Task to complete.
Whichever lines of the entries hold the word "варианты" should be identified and copied.

Data records
- - - -
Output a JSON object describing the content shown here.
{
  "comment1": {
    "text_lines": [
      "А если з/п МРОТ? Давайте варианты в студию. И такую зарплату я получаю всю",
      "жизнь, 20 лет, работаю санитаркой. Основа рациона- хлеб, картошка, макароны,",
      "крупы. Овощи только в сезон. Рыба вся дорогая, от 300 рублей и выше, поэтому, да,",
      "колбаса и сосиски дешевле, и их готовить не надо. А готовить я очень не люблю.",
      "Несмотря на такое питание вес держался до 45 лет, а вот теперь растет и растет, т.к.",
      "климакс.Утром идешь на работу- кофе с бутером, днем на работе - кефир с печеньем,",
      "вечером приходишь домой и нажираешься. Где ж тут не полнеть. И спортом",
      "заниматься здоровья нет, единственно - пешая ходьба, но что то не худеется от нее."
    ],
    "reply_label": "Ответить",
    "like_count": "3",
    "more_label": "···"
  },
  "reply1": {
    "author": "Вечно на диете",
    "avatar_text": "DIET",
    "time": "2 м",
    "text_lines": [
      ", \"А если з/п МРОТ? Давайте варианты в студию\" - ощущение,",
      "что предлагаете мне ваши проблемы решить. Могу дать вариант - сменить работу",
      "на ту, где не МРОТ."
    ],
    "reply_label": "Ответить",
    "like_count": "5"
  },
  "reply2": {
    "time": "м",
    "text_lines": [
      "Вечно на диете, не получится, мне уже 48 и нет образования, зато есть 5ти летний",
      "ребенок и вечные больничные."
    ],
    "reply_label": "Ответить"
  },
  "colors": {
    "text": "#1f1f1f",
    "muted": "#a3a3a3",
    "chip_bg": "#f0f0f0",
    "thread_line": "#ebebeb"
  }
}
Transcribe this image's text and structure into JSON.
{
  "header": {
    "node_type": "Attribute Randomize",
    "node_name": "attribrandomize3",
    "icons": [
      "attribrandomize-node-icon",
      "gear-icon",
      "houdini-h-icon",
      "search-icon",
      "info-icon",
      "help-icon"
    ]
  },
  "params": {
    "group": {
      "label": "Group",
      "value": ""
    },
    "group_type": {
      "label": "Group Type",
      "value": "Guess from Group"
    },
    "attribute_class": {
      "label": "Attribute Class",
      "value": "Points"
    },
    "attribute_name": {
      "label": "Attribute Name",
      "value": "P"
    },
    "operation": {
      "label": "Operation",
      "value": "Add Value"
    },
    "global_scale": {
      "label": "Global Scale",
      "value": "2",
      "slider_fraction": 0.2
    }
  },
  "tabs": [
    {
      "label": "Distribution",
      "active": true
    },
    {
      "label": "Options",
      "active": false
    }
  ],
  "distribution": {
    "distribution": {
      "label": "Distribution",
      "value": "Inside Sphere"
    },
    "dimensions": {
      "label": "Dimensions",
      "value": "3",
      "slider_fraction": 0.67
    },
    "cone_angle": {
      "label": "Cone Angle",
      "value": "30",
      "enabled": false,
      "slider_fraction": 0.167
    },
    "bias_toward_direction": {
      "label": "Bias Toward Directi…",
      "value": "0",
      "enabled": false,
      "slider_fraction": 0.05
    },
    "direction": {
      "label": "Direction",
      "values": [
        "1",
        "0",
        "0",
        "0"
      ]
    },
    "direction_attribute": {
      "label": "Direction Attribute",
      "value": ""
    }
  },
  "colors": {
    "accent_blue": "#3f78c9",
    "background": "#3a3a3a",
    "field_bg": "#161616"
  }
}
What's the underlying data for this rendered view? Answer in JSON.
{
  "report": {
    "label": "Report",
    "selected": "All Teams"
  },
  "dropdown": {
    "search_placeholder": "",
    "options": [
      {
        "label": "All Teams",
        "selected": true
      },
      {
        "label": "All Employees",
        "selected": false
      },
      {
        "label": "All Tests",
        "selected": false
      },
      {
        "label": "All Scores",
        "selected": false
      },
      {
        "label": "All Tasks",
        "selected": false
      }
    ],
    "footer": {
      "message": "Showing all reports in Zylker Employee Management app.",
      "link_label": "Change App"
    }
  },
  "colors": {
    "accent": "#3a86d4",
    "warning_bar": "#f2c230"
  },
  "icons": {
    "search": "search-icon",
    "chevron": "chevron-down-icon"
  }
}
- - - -
Final answer.
      "А если з/п МРОТ? Давайте варианты в студию. И такую зарплату я получаю всю",
      ", \"А если з/п МРОТ? Давайте варианты в студию\" - ощущение,",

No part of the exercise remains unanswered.